A few flakes of snow were falling, and one of them, much larger than the rest, landed on one of the flower boxes. This snowflake grew larger and larger, until at last it became the figure of a woman, dressed in garments of white that looked like millions of starry snowflakes. She was fair and beautiful, but made of ice. Yet she was alive. Her eyes sparkled like bright stars, but there was neither peace nor rest in their glance.
The Snow Queen, retold by Naomi Lewis, illustrated by Christian Birmingham (Candlewick Press, 2007)
I recognize Naomi Lewis' name: she's the editor of one of my favorite story collections, Classic Fairy Tales to Read Aloud (Kingfisher, 1998). In fact, in the introduction to that collection, Lewis mentions "The Snow Queen" as one of several much-loved stories that were too long to include.
Lewis has retold a number of fairy tales over the years, and it shows in her clear, graceful wording. While she isn't afraid to tighten the phrasing a bit, she keeps nearly all of the sentences and captures the feel of Hans Christian Andersen's story, doing it justice with the poetry of her language. Besides being well crafted, this edition includes the often-dropped flower garden scene, in which Gerda, having just remembered her quest, asks various flowers for news of Kay. (The narcissus is especially funny, completely caught up in telling the "story" of its own beauty.)
Birmingham's artwork is lovely, if a tad sentimental. The pastels give this book a very different look. If you get half a chance, take a look at the wonderful cover design—a plastic overlay nearly covered with snowflakes and the title information, yet allowing us a glimpse of the mysterious Snow Queen through a small window—much like Kay's first look at her in the quote below.
A few snowflakes were drifting outside; then one of these, much larger than the rest, settled on the edge of the window box outside. This snowflake grew and grew until it seemed to take the shape of a lady dressed in the finest white cape, which was in fact made up of millions of tiny starlike flakes. She was beautiful, wonderfully delicate, and grand; she was made of ice—dazzling, glittering ice—and yet she was alive. Her eyes blazed like two bright stars, but there was no peace in them.

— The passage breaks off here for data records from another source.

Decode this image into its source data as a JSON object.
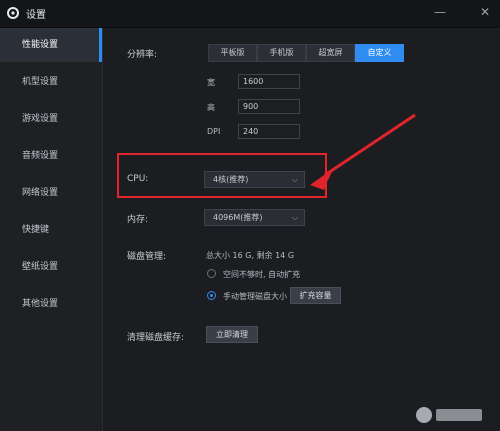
{
  "window": {
    "title": "设置",
    "minimize": "—",
    "close": "✕"
  },
  "sidebar": {
    "items": [
      {
        "label": "性能设置",
        "active": true
      },
      {
        "label": "机型设置"
      },
      {
        "label": "游戏设置"
      },
      {
        "label": "音频设置"
      },
      {
        "label": "网络设置"
      },
      {
        "label": "快捷键"
      },
      {
        "label": "壁纸设置"
      },
      {
        "label": "其他设置"
      }
    ]
  },
  "resolution": {
    "label": "分辨率:",
    "tabs": [
      "平板版",
      "手机版",
      "超宽屏",
      "自定义"
    ],
    "active_tab": "自定义",
    "width_label": "宽",
    "width_value": "1600",
    "height_label": "高",
    "height_value": "900",
    "dpi_label": "DPI",
    "dpi_value": "240"
  },
  "cpu": {
    "label": "CPU:",
    "value": "4核(推荐)"
  },
  "memory": {
    "label": "内存:",
    "value": "4096M(推荐)"
  },
  "disk": {
    "label": "磁盘管理:",
    "info": "总大小 16 G, 剩余 14 G",
    "option_auto": "空间不够时, 自动扩充",
    "option_manual": "手动管理磁盘大小",
    "expand_button": "扩充容量",
    "selected": "manual"
  },
  "cache": {
    "label": "清理磁盘缓存:",
    "button": "立即清理"
  },
  "colors": {
    "accent": "#2f8cf0",
    "highlight": "#e0242a",
    "background": "#1b1d21"
  },
  "icons": {
    "title": "gear-icon",
    "arrow": "red-arrow"
  }
}
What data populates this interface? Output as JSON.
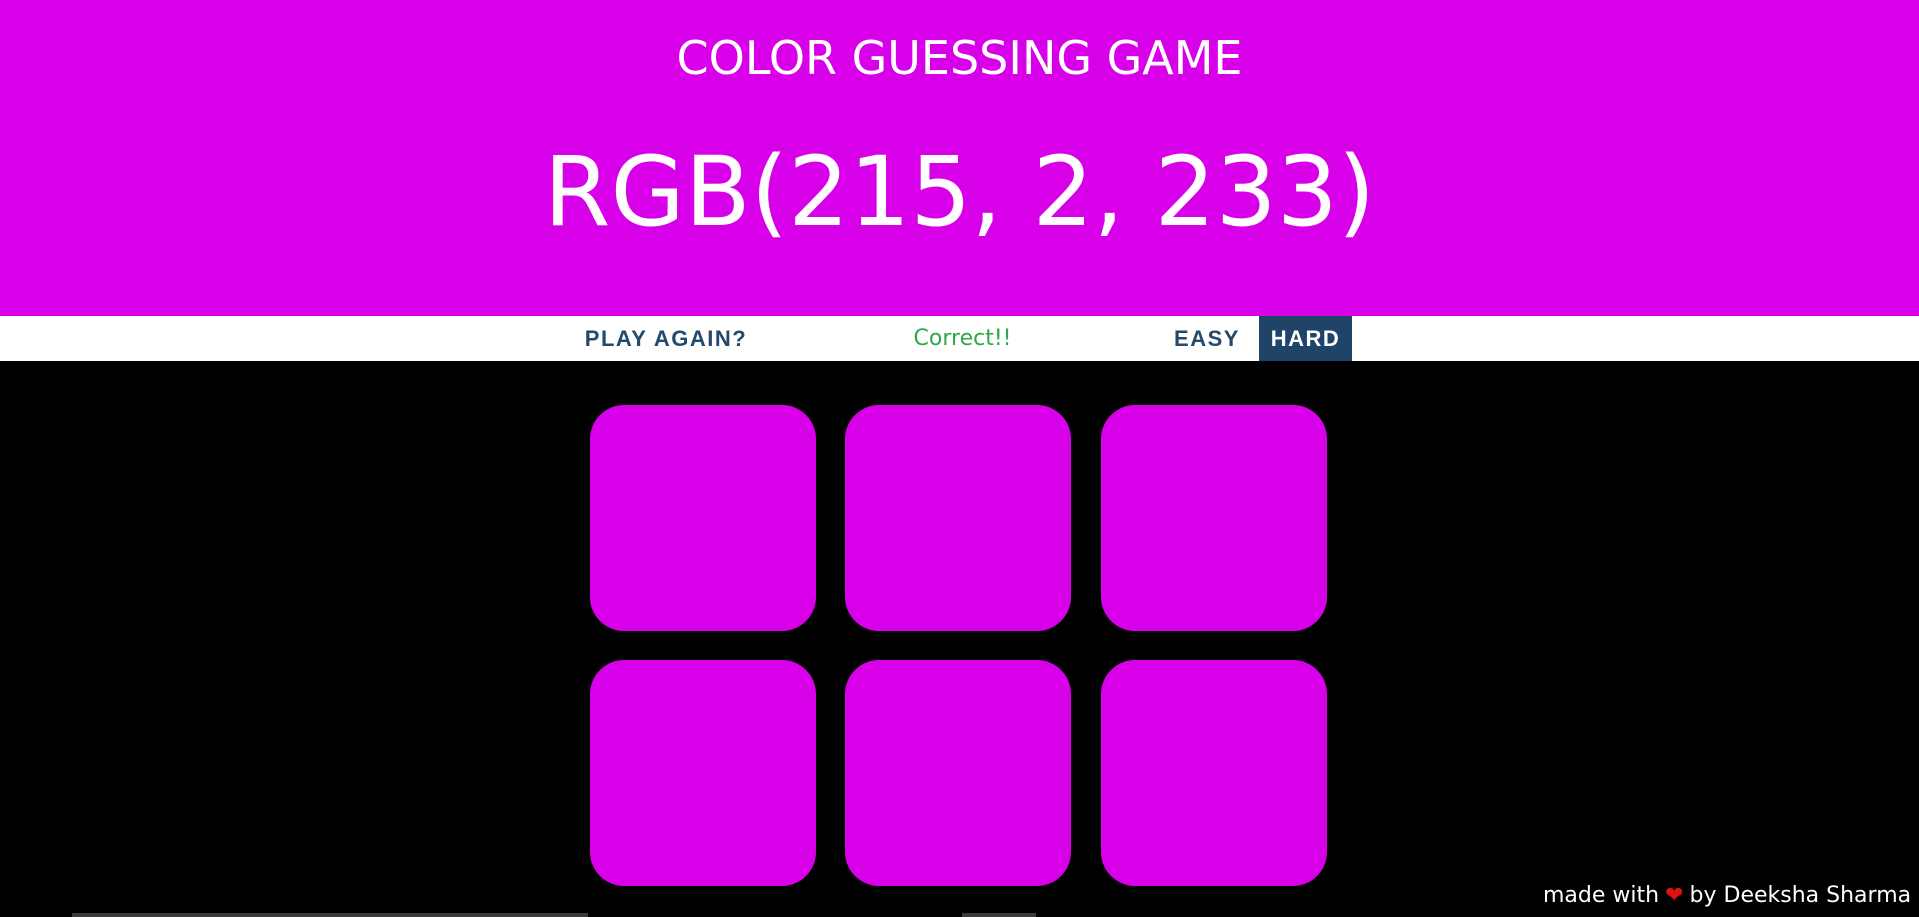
{
  "header": {
    "title": "COLOR GUESSING GAME",
    "rgb_display": "RGB(215, 2, 233)",
    "background": "#d700e9"
  },
  "stripe": {
    "reset_label": "PLAY AGAIN?",
    "message": "Correct!!",
    "easy_label": "EASY",
    "hard_label": "HARD",
    "selected_mode": "HARD",
    "selected_color": "#1f4468"
  },
  "squares": [
    {
      "color": "#d700e9"
    },
    {
      "color": "#d700e9"
    },
    {
      "color": "#d700e9"
    },
    {
      "color": "#d700e9"
    },
    {
      "color": "#d700e9"
    },
    {
      "color": "#d700e9"
    }
  ],
  "footer": {
    "prefix": "made with",
    "icon": "heart-icon",
    "suffix": "by Deeksha Sharma"
  }
}
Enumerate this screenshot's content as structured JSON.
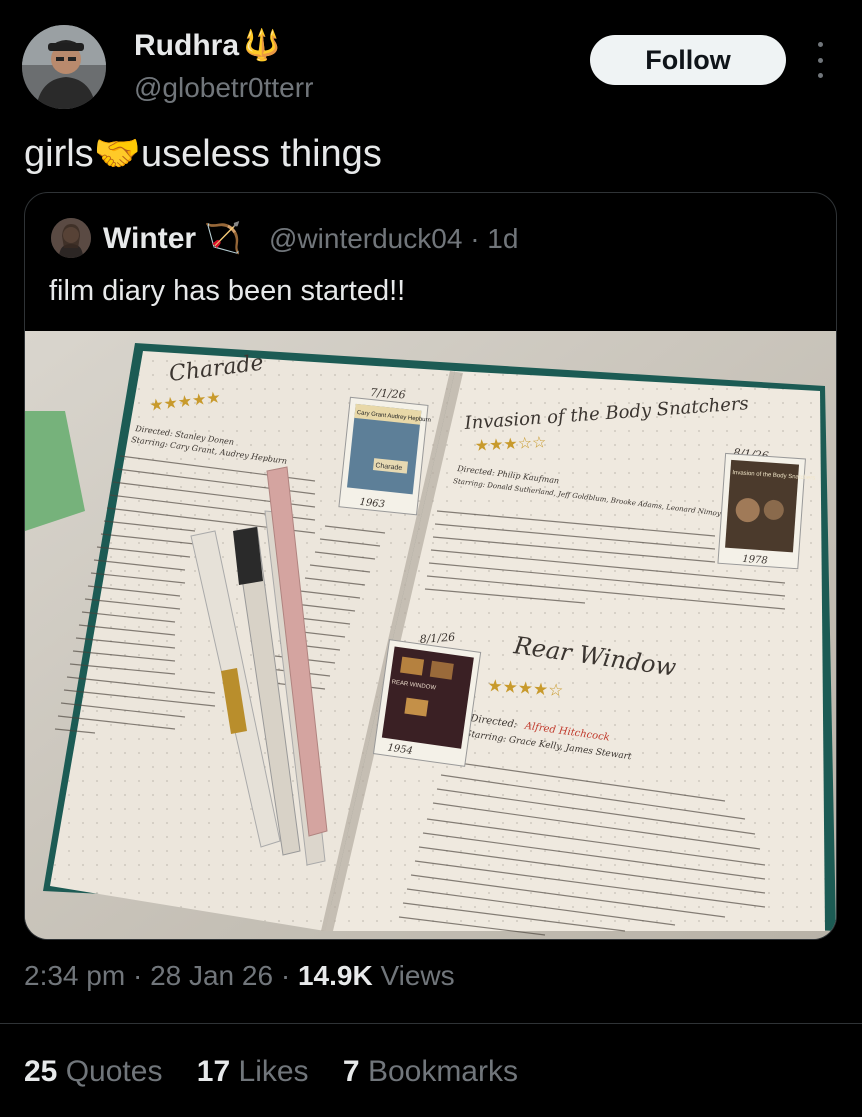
{
  "author": {
    "display_name": "Rudhra",
    "name_emoji": "🔱",
    "handle": "@globetr0tterr"
  },
  "follow_label": "Follow",
  "tweet": {
    "text_before": "girls",
    "emoji": "🤝",
    "text_after": "useless things"
  },
  "quoted": {
    "display_name": "Winter",
    "name_emoji": "🏹",
    "handle": "@winterduck04",
    "separator": "·",
    "age": "1d",
    "text": "film diary has been started!!",
    "image": {
      "left_page": {
        "title": "Charade",
        "date": "7/1/26",
        "year": "1963",
        "directed": "Directed: Stanley Donen",
        "starring": "Starring: Cary Grant, Audrey Hepburn",
        "poster_names": "Cary Grant  Audrey Hepburn",
        "poster_title": "Charade",
        "stars": "★★★★★"
      },
      "right_page_top": {
        "title": "Invasion of the Body Snatchers",
        "date": "8/1/26",
        "year": "1978",
        "directed": "Directed: Philip Kaufman",
        "starring": "Starring: Donald Sutherland, Jeff Goldblum, Brooke Adams, Leonard Nimoy",
        "poster_title": "Invasion of the Body Snatchers",
        "stars": "★★★☆☆"
      },
      "right_page_bottom": {
        "title": "Rear Window",
        "date": "8/1/26",
        "year": "1954",
        "directed_label": "Directed:",
        "director": "Alfred Hitchcock",
        "starring": "Starring: Grace Kelly, James Stewart",
        "poster_title": "REAR WINDOW",
        "stars": "★★★★☆"
      }
    }
  },
  "meta": {
    "time": "2:34 pm",
    "dot": "·",
    "date": "28 Jan 26",
    "views_count": "14.9K",
    "views_label": "Views"
  },
  "stats": {
    "quotes_count": "25",
    "quotes_label": "Quotes",
    "likes_count": "17",
    "likes_label": "Likes",
    "bookmarks_count": "7",
    "bookmarks_label": "Bookmarks"
  },
  "colors": {
    "background": "#000000",
    "text_primary": "#e7e9ea",
    "text_secondary": "#71767b",
    "border": "#2f3336",
    "follow_bg": "#eff3f4"
  }
}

If you're planning to read The Snow Queen to a younger child, the Bernadette Watts version is perfectly nice. If you want to own a work of art, try Vladyslav Yerko's version. If you want a trendy-strange Russian feel, try Pavel Tatarnikov's book. But if you want to read Andersen's wintry masterpiece over the course of seven nights to a bright older child, a real story addict, you can't go wrong with Naomi Lewis' lovely retelling.
Note for Worried Parents: The robber granny thinks about eating Gerda, and the robber girl keeps threatening to stick a knife in her. This is not nearly as disturbing as it sounds—it's more about the robber girl's personality than any true peril for Gerda. (In fact, the robber girl might be the most interesting character Andersen ever created!)
This post is part of Kidlitosphere's January Carnival of Books. To see more posts in the carnival, visit Jenny's Wonderland of Books, beginning Saturday, January 30, 2010.